• REQUIRED WORK
Search the data for the word "JSON". Reproduce every line where it is found.

• DATA FOR THIS TASK
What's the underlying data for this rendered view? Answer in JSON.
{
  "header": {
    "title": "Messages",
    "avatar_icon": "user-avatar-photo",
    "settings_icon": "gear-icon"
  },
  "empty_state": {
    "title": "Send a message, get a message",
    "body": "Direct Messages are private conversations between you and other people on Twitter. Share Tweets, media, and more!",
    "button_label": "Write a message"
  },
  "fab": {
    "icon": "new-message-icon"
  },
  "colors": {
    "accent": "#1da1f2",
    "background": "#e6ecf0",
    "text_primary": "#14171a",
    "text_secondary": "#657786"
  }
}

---

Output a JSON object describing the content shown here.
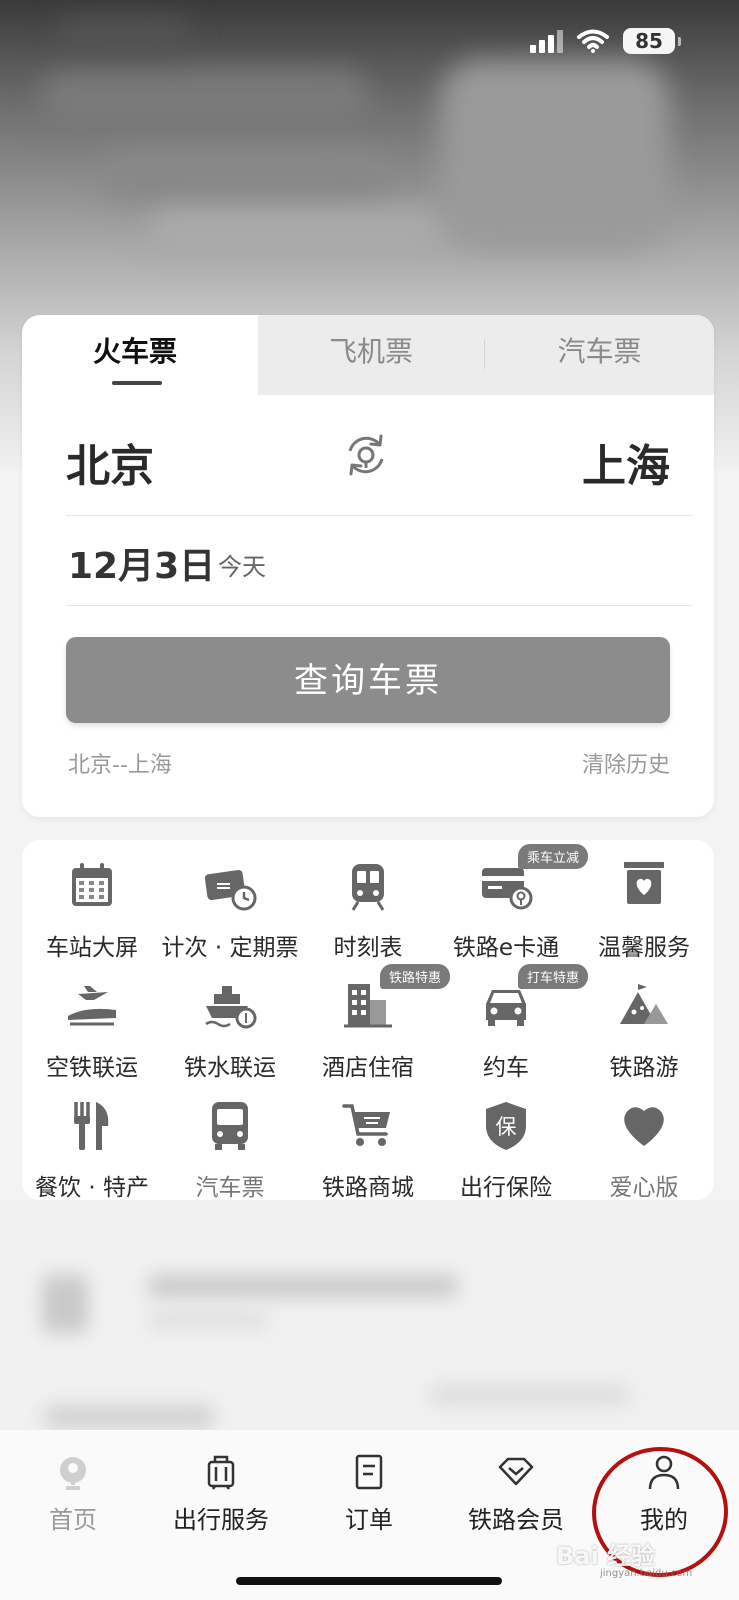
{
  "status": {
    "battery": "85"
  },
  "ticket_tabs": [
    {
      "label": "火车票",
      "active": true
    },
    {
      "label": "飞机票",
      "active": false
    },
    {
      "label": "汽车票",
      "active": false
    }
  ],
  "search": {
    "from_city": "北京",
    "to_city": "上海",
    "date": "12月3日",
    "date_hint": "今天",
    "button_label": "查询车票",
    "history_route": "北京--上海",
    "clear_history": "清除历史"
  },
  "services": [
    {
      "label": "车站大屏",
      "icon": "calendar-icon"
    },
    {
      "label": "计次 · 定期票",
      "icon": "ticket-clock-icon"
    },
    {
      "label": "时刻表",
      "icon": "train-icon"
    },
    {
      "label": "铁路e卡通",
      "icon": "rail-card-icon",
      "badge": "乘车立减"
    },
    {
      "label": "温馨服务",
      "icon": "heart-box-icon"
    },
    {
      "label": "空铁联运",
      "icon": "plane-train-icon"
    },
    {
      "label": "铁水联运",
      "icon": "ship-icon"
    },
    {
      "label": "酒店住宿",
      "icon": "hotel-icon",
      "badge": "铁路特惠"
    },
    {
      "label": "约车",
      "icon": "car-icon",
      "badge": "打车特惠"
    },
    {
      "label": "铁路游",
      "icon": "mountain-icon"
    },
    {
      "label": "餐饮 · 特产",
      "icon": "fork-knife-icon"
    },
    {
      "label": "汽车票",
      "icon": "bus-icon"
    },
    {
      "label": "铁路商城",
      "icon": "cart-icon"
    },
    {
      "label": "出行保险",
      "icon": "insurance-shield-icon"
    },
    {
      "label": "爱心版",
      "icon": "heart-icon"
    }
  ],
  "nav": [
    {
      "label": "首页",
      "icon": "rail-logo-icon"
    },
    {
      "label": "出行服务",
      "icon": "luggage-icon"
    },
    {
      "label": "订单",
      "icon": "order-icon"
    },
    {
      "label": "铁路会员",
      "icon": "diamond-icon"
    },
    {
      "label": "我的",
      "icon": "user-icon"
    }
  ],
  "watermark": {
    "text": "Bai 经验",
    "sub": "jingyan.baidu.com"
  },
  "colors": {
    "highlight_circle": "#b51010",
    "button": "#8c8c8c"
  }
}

• ANSWER TO THIS EXERCISE
What's the underlying data for this rendered view? Answer in JSON.
Output a JSON object describing the content shown here.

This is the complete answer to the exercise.